▶ **DATA TO USE**
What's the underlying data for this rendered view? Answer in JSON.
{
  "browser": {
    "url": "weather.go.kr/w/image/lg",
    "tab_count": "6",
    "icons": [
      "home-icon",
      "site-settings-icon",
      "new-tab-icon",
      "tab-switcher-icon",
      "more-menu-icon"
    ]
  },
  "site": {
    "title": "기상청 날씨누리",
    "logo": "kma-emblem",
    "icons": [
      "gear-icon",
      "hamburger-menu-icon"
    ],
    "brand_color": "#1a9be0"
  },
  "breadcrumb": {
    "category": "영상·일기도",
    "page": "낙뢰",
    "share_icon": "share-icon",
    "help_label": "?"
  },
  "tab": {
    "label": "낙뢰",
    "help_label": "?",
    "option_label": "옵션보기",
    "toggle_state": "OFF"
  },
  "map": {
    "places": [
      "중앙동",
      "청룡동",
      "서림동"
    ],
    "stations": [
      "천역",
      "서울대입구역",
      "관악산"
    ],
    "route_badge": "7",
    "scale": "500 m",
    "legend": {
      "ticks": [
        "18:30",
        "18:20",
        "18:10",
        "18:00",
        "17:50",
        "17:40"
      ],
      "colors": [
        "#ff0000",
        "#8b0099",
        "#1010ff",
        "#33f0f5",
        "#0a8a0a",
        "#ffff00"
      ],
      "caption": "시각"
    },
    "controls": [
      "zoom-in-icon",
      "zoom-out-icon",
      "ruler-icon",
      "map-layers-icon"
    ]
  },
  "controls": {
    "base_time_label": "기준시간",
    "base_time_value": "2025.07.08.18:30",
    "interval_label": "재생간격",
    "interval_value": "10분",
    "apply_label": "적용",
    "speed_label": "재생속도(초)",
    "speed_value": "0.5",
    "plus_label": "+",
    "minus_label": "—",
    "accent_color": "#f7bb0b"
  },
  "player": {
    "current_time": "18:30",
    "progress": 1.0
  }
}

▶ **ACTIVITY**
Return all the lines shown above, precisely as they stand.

▶ **RESPONSE BELOW**
What's the underlying data for this rendered view? Answer in JSON.
{
  "browser": {
    "url": "weather.go.kr/w/image/lg",
    "tab_count": "6",
    "icons": [
      "home-icon",
      "site-settings-icon",
      "new-tab-icon",
      "tab-switcher-icon",
      "more-menu-icon"
    ]
  },
  "site": {
    "title": "기상청 날씨누리",
    "logo": "kma-emblem",
    "icons": [
      "gear-icon",
      "hamburger-menu-icon"
    ],
    "brand_color": "#1a9be0"
  },
  "breadcrumb": {
    "category": "영상·일기도",
    "page": "낙뢰",
    "share_icon": "share-icon",
    "help_label": "?"
  },
  "tab": {
    "label": "낙뢰",
    "help_label": "?",
    "option_label": "옵션보기",
    "toggle_state": "OFF"
  },
  "map": {
    "places": [
      "중앙동",
      "청룡동",
      "서림동"
    ],
    "stations": [
      "천역",
      "서울대입구역",
      "관악산"
    ],
    "route_badge": "7",
    "scale": "500 m",
    "legend": {
      "ticks": [
        "18:30",
        "18:20",
        "18:10",
        "18:00",
        "17:50",
        "17:40"
      ],
      "colors": [
        "#ff0000",
        "#8b0099",
        "#1010ff",
        "#33f0f5",
        "#0a8a0a",
        "#ffff00"
      ],
      "caption": "시각"
    },
    "controls": [
      "zoom-in-icon",
      "zoom-out-icon",
      "ruler-icon",
      "map-layers-icon"
    ]
  },
  "controls": {
    "base_time_label": "기준시간",
    "base_time_value": "2025.07.08.18:30",
    "interval_label": "재생간격",
    "interval_value": "10분",
    "apply_label": "적용",
    "speed_label": "재생속도(초)",
    "speed_value": "0.5",
    "plus_label": "+",
    "minus_label": "—",
    "accent_color": "#f7bb0b"
  },
  "player": {
    "current_time": "18:30",
    "progress": 1.0
  }
}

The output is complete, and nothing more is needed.